■ **Assignment**
Starting at the top line, print the entries below exactly as they are and skip every picture.

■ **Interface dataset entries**
■ ■ ■

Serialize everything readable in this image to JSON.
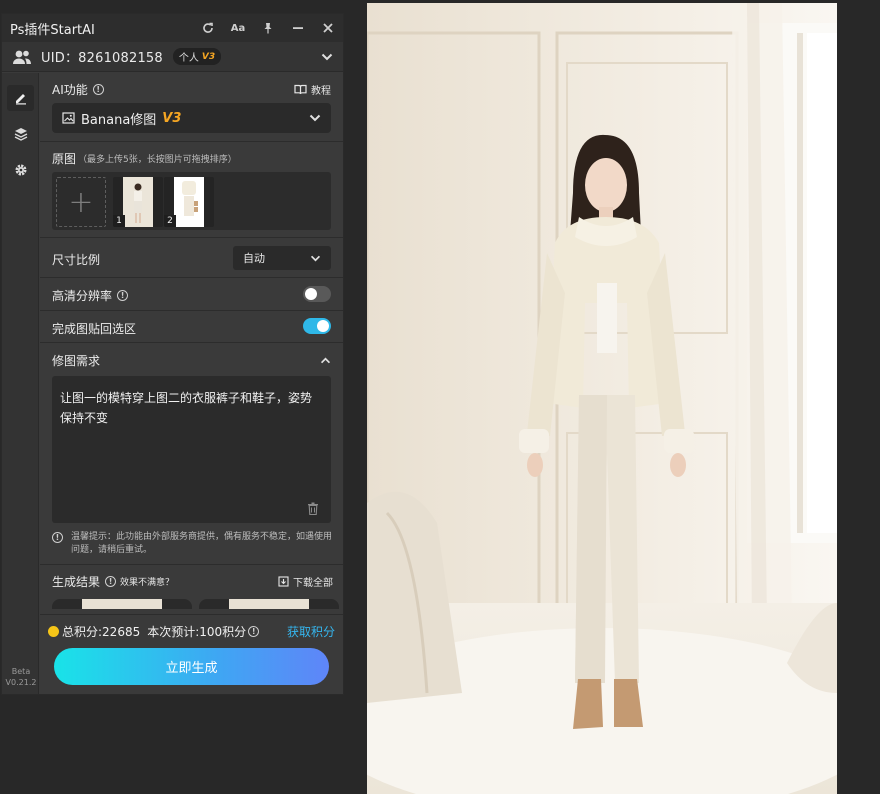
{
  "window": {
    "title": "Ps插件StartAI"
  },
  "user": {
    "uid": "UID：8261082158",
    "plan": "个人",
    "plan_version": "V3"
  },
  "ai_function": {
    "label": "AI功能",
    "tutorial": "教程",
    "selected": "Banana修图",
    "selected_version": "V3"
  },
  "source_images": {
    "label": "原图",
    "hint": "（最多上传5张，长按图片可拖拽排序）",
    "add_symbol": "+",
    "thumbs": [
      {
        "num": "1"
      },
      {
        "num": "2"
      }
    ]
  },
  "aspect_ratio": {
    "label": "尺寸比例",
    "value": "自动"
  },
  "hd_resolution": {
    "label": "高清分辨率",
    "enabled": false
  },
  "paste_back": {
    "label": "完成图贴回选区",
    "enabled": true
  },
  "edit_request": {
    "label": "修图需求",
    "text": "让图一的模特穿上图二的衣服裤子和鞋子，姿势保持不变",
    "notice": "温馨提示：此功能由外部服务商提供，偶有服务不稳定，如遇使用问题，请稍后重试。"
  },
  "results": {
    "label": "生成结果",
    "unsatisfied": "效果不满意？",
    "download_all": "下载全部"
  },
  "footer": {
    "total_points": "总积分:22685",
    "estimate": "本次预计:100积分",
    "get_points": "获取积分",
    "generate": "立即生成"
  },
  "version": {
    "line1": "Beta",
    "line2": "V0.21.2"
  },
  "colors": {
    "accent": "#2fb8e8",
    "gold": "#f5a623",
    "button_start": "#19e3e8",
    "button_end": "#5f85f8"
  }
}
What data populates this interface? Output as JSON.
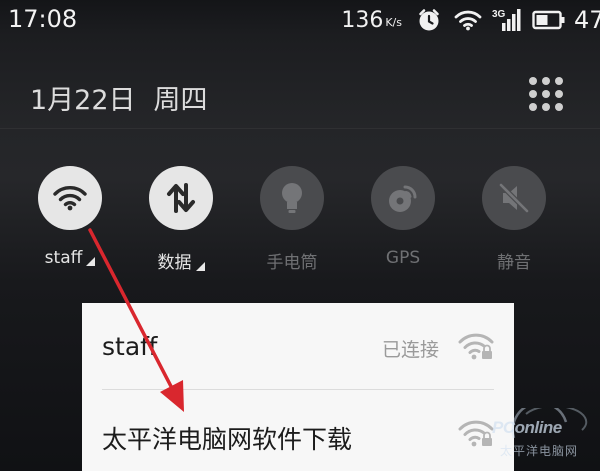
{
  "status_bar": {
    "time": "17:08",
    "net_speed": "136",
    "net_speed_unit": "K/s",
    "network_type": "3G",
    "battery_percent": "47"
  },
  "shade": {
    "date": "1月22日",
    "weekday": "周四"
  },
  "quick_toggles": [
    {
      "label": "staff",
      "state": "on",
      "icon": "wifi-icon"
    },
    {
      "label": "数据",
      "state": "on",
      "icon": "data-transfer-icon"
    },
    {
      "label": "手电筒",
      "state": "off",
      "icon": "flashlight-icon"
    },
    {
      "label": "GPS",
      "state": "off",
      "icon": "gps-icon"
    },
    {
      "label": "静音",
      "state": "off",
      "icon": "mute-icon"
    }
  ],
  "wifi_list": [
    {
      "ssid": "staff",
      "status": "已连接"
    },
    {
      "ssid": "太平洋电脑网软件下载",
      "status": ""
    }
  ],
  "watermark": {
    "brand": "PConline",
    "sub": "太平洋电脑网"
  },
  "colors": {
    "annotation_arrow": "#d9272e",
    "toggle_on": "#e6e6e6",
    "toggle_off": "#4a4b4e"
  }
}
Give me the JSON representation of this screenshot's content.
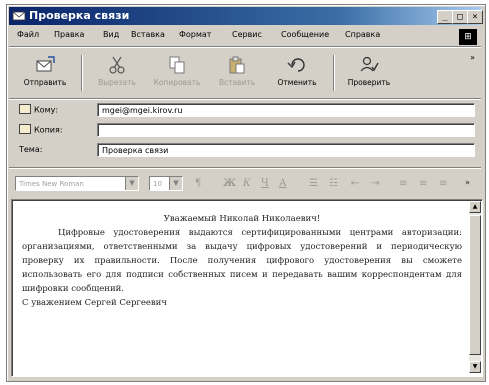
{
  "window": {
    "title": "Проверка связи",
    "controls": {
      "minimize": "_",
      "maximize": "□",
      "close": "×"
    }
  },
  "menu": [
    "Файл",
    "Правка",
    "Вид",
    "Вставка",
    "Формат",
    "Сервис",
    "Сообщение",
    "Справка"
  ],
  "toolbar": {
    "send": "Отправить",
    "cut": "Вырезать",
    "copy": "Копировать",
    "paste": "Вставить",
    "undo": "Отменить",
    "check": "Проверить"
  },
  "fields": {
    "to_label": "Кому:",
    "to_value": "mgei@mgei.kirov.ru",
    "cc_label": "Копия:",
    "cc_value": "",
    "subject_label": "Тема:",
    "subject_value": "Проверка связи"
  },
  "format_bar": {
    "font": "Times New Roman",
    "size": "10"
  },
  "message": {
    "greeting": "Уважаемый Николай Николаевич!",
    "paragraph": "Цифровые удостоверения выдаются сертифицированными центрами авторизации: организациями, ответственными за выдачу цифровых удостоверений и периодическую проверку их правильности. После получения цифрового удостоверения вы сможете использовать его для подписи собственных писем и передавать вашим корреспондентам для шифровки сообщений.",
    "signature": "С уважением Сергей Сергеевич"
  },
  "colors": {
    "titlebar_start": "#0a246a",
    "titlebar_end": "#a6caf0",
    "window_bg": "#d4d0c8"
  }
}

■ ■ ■

■ **Task response**
Serialize everything readable in this image to JSON.
{
  "window": {
    "title": "Ps插件StartAI"
  },
  "user": {
    "uid": "UID：8261082158",
    "plan": "个人",
    "plan_version": "V3"
  },
  "ai_function": {
    "label": "AI功能",
    "tutorial": "教程",
    "selected": "Banana修图",
    "selected_version": "V3"
  },
  "source_images": {
    "label": "原图",
    "hint": "（最多上传5张，长按图片可拖拽排序）",
    "add_symbol": "+",
    "thumbs": [
      {
        "num": "1"
      },
      {
        "num": "2"
      }
    ]
  },
  "aspect_ratio": {
    "label": "尺寸比例",
    "value": "自动"
  },
  "hd_resolution": {
    "label": "高清分辨率",
    "enabled": false
  },
  "paste_back": {
    "label": "完成图贴回选区",
    "enabled": true
  },
  "edit_request": {
    "label": "修图需求",
    "text": "让图一的模特穿上图二的衣服裤子和鞋子，姿势保持不变",
    "notice": "温馨提示：此功能由外部服务商提供，偶有服务不稳定，如遇使用问题，请稍后重试。"
  },
  "results": {
    "label": "生成结果",
    "unsatisfied": "效果不满意？",
    "download_all": "下载全部"
  },
  "footer": {
    "total_points": "总积分:22685",
    "estimate": "本次预计:100积分",
    "get_points": "获取积分",
    "generate": "立即生成"
  },
  "version": {
    "line1": "Beta",
    "line2": "V0.21.2"
  },
  "colors": {
    "accent": "#2fb8e8",
    "gold": "#f5a623",
    "button_start": "#19e3e8",
    "button_end": "#5f85f8"
  }
}
What data populates this interface? Output as JSON.
{
  "status_bar": {
    "time": "17:08",
    "net_speed": "136",
    "net_speed_unit": "K/s",
    "network_type": "3G",
    "battery_percent": "47"
  },
  "shade": {
    "date": "1月22日",
    "weekday": "周四"
  },
  "quick_toggles": [
    {
      "label": "staff",
      "state": "on",
      "icon": "wifi-icon"
    },
    {
      "label": "数据",
      "state": "on",
      "icon": "data-transfer-icon"
    },
    {
      "label": "手电筒",
      "state": "off",
      "icon": "flashlight-icon"
    },
    {
      "label": "GPS",
      "state": "off",
      "icon": "gps-icon"
    },
    {
      "label": "静音",
      "state": "off",
      "icon": "mute-icon"
    }
  ],
  "wifi_list": [
    {
      "ssid": "staff",
      "status": "已连接"
    },
    {
      "ssid": "太平洋电脑网软件下载",
      "status": ""
    }
  ],
  "watermark": {
    "brand": "PConline",
    "sub": "太平洋电脑网"
  },
  "colors": {
    "annotation_arrow": "#d9272e",
    "toggle_on": "#e6e6e6",
    "toggle_off": "#4a4b4e"
  }
}
Give me the JSON representation of this screenshot's content.
{
  "window": {
    "title": "Проверка связи",
    "controls": {
      "minimize": "_",
      "maximize": "□",
      "close": "×"
    }
  },
  "menu": [
    "Файл",
    "Правка",
    "Вид",
    "Вставка",
    "Формат",
    "Сервис",
    "Сообщение",
    "Справка"
  ],
  "toolbar": {
    "send": "Отправить",
    "cut": "Вырезать",
    "copy": "Копировать",
    "paste": "Вставить",
    "undo": "Отменить",
    "check": "Проверить"
  },
  "fields": {
    "to_label": "Кому:",
    "to_value": "mgei@mgei.kirov.ru",
    "cc_label": "Копия:",
    "cc_value": "",
    "subject_label": "Тема:",
    "subject_value": "Проверка связи"
  },
  "format_bar": {
    "font": "Times New Roman",
    "size": "10"
  },
  "message": {
    "greeting": "Уважаемый Николай Николаевич!",
    "paragraph": "Цифровые удостоверения выдаются сертифицированными центрами авторизации: организациями, ответственными за выдачу цифровых удостоверений и периодическую проверку их правильности. После получения цифрового удостоверения вы сможете использовать его для подписи собственных писем и передавать вашим корреспондентам для шифровки сообщений.",
    "signature": "С уважением Сергей Сергеевич"
  },
  "colors": {
    "titlebar_start": "#0a246a",
    "titlebar_end": "#a6caf0",
    "window_bg": "#d4d0c8"
  }
}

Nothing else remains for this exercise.